- [PROBLEM TO WORK ON] Scan the material for the word "this", and copy each line where it shows up.

- [DATA TO EXAMINE]
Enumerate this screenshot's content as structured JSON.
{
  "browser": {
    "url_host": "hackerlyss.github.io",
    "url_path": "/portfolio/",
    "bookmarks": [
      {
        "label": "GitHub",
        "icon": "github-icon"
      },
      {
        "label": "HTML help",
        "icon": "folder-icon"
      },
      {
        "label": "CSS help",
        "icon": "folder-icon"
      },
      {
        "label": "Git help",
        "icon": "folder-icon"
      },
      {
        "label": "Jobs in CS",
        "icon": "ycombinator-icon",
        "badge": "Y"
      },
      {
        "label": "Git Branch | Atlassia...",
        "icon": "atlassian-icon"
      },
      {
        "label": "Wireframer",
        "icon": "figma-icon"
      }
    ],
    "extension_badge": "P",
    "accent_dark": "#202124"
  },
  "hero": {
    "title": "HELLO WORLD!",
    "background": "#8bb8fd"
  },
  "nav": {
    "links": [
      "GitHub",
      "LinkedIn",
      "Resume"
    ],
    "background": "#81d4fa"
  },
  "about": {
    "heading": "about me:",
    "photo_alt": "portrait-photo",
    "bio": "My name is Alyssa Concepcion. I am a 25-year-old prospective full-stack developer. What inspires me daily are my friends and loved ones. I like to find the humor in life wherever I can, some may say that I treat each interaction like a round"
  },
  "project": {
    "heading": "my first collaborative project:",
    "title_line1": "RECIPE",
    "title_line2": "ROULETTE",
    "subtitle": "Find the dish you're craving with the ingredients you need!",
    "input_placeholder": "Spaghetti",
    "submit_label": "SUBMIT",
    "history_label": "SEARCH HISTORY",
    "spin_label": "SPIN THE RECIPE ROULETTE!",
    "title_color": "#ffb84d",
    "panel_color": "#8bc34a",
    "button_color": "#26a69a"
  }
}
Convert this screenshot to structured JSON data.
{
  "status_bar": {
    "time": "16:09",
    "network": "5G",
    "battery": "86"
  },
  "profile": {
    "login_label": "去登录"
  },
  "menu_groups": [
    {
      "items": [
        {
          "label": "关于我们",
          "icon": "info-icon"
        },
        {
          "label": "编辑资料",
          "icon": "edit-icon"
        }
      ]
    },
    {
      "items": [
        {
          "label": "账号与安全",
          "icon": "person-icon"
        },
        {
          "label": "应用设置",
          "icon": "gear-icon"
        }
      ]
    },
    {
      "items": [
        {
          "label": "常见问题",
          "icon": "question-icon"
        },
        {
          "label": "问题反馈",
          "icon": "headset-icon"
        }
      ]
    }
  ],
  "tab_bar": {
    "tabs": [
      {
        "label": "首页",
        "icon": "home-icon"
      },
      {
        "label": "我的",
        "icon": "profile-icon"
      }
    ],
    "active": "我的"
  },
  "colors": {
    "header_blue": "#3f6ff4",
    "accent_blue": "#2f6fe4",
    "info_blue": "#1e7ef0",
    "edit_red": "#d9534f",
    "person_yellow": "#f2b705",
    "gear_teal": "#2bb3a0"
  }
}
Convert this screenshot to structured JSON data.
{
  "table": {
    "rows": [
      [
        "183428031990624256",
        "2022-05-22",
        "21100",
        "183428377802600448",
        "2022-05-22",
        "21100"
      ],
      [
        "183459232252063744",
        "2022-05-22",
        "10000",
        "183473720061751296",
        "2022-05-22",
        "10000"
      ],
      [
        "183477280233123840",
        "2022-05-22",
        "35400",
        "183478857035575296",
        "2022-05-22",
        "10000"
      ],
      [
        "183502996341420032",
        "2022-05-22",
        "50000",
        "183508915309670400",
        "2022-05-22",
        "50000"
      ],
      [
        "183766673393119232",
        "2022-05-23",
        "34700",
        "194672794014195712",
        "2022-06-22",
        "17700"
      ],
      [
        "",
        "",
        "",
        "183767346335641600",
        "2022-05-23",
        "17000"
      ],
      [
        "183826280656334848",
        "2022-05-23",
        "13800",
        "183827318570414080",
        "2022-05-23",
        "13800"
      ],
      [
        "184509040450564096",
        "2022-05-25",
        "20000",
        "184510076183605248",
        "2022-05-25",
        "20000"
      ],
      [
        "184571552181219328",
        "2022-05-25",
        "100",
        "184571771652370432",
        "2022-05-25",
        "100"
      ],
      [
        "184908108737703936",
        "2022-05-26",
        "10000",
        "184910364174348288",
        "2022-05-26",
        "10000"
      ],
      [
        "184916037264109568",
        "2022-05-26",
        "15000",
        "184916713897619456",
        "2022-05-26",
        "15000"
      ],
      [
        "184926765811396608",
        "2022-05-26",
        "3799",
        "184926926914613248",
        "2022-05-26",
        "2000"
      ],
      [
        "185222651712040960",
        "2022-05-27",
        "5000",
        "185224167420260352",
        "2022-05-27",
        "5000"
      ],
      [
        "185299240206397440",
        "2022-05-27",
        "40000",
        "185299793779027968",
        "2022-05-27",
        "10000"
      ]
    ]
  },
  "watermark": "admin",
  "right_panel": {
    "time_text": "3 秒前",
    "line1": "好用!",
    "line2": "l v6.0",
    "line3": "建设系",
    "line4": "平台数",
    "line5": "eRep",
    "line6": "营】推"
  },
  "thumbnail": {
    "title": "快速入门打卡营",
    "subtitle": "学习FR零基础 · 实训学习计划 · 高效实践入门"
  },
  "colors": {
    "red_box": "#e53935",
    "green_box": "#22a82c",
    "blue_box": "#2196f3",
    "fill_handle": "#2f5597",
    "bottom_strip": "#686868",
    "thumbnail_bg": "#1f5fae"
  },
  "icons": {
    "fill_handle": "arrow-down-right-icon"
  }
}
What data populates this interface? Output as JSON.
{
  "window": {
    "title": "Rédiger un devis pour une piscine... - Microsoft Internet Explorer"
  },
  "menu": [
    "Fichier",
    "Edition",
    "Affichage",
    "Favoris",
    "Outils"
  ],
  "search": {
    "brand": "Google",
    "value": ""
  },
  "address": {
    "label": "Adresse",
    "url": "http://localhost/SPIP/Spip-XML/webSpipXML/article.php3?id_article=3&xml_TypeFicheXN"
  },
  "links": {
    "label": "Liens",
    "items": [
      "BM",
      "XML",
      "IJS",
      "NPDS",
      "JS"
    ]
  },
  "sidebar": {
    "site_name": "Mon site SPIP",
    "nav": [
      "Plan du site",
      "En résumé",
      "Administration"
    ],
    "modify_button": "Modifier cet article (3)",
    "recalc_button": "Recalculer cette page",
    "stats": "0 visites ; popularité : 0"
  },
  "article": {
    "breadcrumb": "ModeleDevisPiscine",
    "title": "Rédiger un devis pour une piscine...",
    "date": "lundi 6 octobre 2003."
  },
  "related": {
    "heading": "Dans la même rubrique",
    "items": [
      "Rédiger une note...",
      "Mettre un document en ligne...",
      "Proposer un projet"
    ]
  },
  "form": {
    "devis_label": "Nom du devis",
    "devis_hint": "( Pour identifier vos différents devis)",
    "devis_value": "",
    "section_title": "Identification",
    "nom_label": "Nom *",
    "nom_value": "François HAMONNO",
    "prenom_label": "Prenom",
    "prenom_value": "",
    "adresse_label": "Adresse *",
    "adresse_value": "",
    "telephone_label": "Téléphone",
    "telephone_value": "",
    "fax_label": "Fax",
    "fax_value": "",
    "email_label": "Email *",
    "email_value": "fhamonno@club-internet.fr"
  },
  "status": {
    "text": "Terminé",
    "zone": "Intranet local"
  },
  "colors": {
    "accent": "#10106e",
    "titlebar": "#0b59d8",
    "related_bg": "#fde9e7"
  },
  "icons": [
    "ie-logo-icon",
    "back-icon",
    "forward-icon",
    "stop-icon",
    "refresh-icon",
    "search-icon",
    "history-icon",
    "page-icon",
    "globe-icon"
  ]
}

- [RESULT OF THE TASK]
Enumerate this screenshot's content as structured JSON.
Convert this screenshot to structured JSON data.
Convert this screenshot to structured JSON data.
What data populates this interface? Output as JSON.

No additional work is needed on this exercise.